**WHAT TO PRODUCE:** The entries below must be retyped in full. Keep every word the same.

**TASK MATERIAL:**
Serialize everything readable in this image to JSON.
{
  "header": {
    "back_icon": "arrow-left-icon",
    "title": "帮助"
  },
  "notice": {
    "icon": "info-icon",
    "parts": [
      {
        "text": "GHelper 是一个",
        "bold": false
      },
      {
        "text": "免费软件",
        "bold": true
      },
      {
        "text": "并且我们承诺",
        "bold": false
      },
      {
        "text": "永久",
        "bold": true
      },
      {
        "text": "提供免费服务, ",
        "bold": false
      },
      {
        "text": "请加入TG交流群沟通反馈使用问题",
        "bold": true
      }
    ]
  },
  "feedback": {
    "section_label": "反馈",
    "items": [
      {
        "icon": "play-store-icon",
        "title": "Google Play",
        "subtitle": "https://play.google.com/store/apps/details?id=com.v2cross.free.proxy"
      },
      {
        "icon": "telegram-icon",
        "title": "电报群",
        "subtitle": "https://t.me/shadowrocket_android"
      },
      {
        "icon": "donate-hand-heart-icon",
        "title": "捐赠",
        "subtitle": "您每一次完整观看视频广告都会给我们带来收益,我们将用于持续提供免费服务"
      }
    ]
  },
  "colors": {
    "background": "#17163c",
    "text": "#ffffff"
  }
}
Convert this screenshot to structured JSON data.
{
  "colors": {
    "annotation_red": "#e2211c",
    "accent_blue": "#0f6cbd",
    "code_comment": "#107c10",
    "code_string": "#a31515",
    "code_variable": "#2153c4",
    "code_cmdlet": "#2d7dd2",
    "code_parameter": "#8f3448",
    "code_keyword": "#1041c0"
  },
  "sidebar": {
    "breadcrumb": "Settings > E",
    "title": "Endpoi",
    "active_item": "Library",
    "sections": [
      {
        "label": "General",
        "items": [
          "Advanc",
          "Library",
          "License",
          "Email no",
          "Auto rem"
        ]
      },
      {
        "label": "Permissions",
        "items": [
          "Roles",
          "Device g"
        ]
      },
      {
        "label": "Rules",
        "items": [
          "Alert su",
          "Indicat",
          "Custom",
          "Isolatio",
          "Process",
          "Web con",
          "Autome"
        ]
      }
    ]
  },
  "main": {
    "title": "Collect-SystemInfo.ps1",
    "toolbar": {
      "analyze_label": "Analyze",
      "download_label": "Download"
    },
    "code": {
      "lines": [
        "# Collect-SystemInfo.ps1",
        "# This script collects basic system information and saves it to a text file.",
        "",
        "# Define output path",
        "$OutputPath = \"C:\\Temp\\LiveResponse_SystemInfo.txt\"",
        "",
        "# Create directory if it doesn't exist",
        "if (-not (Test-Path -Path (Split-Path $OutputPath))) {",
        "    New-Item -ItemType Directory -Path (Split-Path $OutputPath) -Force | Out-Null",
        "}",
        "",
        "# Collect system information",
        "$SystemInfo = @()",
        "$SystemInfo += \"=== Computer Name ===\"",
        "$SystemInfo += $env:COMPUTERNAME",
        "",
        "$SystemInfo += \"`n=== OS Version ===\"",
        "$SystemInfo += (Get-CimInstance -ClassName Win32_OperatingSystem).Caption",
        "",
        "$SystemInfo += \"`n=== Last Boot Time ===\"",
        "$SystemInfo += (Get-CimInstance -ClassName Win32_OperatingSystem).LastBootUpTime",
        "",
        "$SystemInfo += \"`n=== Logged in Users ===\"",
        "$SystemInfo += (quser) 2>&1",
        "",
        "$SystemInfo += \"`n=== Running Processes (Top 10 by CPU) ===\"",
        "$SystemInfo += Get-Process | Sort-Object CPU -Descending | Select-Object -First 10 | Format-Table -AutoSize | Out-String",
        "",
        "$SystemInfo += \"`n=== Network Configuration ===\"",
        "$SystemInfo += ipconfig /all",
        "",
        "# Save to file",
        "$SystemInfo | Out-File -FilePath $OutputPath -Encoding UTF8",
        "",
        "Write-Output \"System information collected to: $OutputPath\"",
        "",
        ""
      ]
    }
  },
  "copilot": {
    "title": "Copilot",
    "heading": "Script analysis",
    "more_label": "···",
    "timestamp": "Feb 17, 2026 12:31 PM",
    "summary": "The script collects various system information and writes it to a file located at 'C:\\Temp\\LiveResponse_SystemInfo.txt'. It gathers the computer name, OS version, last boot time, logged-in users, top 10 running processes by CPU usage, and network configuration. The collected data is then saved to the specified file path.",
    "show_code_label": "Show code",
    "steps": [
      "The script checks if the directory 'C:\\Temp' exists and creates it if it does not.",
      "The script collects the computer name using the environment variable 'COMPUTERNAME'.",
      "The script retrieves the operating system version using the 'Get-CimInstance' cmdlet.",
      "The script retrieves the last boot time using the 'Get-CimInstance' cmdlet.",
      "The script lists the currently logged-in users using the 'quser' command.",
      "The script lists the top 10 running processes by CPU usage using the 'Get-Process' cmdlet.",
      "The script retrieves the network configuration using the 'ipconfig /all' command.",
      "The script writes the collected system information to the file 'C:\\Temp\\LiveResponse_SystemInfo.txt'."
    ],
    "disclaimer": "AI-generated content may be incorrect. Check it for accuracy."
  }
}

**RESPONSE FOR THIS EXERCISE:**
Serialize everything readable in this image to JSON.
{
  "header": {
    "back_icon": "arrow-left-icon",
    "title": "帮助"
  },
  "notice": {
    "icon": "info-icon",
    "parts": [
      {
        "text": "GHelper 是一个",
        "bold": false
      },
      {
        "text": "免费软件",
        "bold": true
      },
      {
        "text": "并且我们承诺",
        "bold": false
      },
      {
        "text": "永久",
        "bold": true
      },
      {
        "text": "提供免费服务, ",
        "bold": false
      },
      {
        "text": "请加入TG交流群沟通反馈使用问题",
        "bold": true
      }
    ]
  },
  "feedback": {
    "section_label": "反馈",
    "items": [
      {
        "icon": "play-store-icon",
        "title": "Google Play",
        "subtitle": "https://play.google.com/store/apps/details?id=com.v2cross.free.proxy"
      },
      {
        "icon": "telegram-icon",
        "title": "电报群",
        "subtitle": "https://t.me/shadowrocket_android"
      },
      {
        "icon": "donate-hand-heart-icon",
        "title": "捐赠",
        "subtitle": "您每一次完整观看视频广告都会给我们带来收益,我们将用于持续提供免费服务"
      }
    ]
  },
  "colors": {
    "background": "#17163c",
    "text": "#ffffff"
  }
}
Convert this screenshot to structured JSON data.
{
  "colors": {
    "annotation_red": "#e2211c",
    "accent_blue": "#0f6cbd",
    "code_comment": "#107c10",
    "code_string": "#a31515",
    "code_variable": "#2153c4",
    "code_cmdlet": "#2d7dd2",
    "code_parameter": "#8f3448",
    "code_keyword": "#1041c0"
  },
  "sidebar": {
    "breadcrumb": "Settings > E",
    "title": "Endpoi",
    "active_item": "Library",
    "sections": [
      {
        "label": "General",
        "items": [
          "Advanc",
          "Library",
          "License",
          "Email no",
          "Auto rem"
        ]
      },
      {
        "label": "Permissions",
        "items": [
          "Roles",
          "Device g"
        ]
      },
      {
        "label": "Rules",
        "items": [
          "Alert su",
          "Indicat",
          "Custom",
          "Isolatio",
          "Process",
          "Web con",
          "Autome"
        ]
      }
    ]
  },
  "main": {
    "title": "Collect-SystemInfo.ps1",
    "toolbar": {
      "analyze_label": "Analyze",
      "download_label": "Download"
    },
    "code": {
      "lines": [
        "# Collect-SystemInfo.ps1",
        "# This script collects basic system information and saves it to a text file.",
        "",
        "# Define output path",
        "$OutputPath = \"C:\\Temp\\LiveResponse_SystemInfo.txt\"",
        "",
        "# Create directory if it doesn't exist",
        "if (-not (Test-Path -Path (Split-Path $OutputPath))) {",
        "    New-Item -ItemType Directory -Path (Split-Path $OutputPath) -Force | Out-Null",
        "}",
        "",
        "# Collect system information",
        "$SystemInfo = @()",
        "$SystemInfo += \"=== Computer Name ===\"",
        "$SystemInfo += $env:COMPUTERNAME",
        "",
        "$SystemInfo += \"`n=== OS Version ===\"",
        "$SystemInfo += (Get-CimInstance -ClassName Win32_OperatingSystem).Caption",
        "",
        "$SystemInfo += \"`n=== Last Boot Time ===\"",
        "$SystemInfo += (Get-CimInstance -ClassName Win32_OperatingSystem).LastBootUpTime",
        "",
        "$SystemInfo += \"`n=== Logged in Users ===\"",
        "$SystemInfo += (quser) 2>&1",
        "",
        "$SystemInfo += \"`n=== Running Processes (Top 10 by CPU) ===\"",
        "$SystemInfo += Get-Process | Sort-Object CPU -Descending | Select-Object -First 10 | Format-Table -AutoSize | Out-String",
        "",
        "$SystemInfo += \"`n=== Network Configuration ===\"",
        "$SystemInfo += ipconfig /all",
        "",
        "# Save to file",
        "$SystemInfo | Out-File -FilePath $OutputPath -Encoding UTF8",
        "",
        "Write-Output \"System information collected to: $OutputPath\"",
        "",
        ""
      ]
    }
  },
  "copilot": {
    "title": "Copilot",
    "heading": "Script analysis",
    "more_label": "···",
    "timestamp": "Feb 17, 2026 12:31 PM",
    "summary": "The script collects various system information and writes it to a file located at 'C:\\Temp\\LiveResponse_SystemInfo.txt'. It gathers the computer name, OS version, last boot time, logged-in users, top 10 running processes by CPU usage, and network configuration. The collected data is then saved to the specified file path.",
    "show_code_label": "Show code",
    "steps": [
      "The script checks if the directory 'C:\\Temp' exists and creates it if it does not.",
      "The script collects the computer name using the environment variable 'COMPUTERNAME'.",
      "The script retrieves the operating system version using the 'Get-CimInstance' cmdlet.",
      "The script retrieves the last boot time using the 'Get-CimInstance' cmdlet.",
      "The script lists the currently logged-in users using the 'quser' command.",
      "The script lists the top 10 running processes by CPU usage using the 'Get-Process' cmdlet.",
      "The script retrieves the network configuration using the 'ipconfig /all' command.",
      "The script writes the collected system information to the file 'C:\\Temp\\LiveResponse_SystemInfo.txt'."
    ],
    "disclaimer": "AI-generated content may be incorrect. Check it for accuracy."
  }
}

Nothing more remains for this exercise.